LISTED RECORDS ->
Start of Block
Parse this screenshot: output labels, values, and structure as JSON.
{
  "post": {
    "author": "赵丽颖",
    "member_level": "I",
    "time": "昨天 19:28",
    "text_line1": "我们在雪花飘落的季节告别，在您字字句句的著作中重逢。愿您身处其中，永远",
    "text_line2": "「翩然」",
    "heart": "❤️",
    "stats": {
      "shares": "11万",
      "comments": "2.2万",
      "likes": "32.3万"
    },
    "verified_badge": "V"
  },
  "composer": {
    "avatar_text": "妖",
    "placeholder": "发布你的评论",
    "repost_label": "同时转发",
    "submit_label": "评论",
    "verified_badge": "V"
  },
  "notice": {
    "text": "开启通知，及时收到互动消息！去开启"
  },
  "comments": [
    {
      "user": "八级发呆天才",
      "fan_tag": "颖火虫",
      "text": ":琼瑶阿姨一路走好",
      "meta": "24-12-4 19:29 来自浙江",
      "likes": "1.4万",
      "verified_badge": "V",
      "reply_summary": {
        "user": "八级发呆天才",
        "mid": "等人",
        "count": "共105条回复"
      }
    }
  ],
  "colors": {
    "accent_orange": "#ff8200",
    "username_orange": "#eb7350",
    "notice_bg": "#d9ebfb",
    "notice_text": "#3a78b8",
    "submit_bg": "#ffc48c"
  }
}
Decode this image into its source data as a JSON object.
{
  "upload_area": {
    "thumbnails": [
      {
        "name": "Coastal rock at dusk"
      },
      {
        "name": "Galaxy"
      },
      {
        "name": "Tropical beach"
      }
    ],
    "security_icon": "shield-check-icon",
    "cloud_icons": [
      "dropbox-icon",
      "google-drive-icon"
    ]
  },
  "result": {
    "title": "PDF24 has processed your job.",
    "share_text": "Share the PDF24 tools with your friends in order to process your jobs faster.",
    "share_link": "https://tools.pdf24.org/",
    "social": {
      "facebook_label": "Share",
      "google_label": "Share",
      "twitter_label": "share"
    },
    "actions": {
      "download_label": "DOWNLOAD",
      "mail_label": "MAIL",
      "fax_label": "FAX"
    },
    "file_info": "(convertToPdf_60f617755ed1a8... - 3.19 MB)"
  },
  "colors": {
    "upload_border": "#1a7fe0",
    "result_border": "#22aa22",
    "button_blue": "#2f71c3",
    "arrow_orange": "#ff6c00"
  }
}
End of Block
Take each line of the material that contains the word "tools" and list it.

REPLY ->
    "share_text": "Share the PDF24 tools with your friends in order to process your jobs faster.",
    "share_link": "https://tools.pdf24.org/",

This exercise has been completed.